[Data records for software interfaces]
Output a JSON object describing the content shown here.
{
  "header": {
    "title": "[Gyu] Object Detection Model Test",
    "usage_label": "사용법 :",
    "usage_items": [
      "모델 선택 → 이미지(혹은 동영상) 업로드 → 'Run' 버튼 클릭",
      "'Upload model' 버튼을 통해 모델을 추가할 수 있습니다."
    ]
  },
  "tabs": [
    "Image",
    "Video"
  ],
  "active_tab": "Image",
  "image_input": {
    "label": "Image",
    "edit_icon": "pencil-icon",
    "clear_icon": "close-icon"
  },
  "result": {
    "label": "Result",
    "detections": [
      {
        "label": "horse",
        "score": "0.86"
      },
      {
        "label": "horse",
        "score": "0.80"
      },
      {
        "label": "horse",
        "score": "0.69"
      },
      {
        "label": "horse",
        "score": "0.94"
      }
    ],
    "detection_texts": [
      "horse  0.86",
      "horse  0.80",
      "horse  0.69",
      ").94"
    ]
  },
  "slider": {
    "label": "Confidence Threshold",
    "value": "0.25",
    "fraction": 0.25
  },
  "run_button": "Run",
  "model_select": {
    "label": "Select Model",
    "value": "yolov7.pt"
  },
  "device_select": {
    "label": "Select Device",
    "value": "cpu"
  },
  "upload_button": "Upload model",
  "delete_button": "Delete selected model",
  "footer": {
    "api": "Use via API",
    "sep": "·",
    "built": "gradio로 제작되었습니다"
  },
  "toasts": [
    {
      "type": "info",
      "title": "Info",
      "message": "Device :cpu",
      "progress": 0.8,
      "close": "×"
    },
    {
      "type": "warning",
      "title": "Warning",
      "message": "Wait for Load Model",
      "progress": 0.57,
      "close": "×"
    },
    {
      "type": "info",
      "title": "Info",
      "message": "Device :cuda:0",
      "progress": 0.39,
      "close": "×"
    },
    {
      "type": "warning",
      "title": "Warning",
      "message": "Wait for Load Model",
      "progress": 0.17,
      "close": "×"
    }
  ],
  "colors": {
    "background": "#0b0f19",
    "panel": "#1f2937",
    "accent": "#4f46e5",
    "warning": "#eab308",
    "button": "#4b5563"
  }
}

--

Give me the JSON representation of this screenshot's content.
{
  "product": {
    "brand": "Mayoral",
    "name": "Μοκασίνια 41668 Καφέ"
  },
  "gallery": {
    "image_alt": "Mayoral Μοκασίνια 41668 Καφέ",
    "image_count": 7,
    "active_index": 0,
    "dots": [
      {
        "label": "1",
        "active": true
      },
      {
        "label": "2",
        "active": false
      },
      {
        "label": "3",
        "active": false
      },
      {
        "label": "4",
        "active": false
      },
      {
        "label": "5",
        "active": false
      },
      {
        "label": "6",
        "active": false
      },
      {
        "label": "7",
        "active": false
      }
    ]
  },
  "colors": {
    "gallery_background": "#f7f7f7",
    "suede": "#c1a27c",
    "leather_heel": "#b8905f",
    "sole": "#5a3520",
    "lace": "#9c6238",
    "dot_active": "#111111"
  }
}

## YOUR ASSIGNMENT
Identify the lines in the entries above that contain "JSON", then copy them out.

## EXERCISE SOLUTION
Output a JSON object describing the content shown here.
Give me the JSON representation of this screenshot's content.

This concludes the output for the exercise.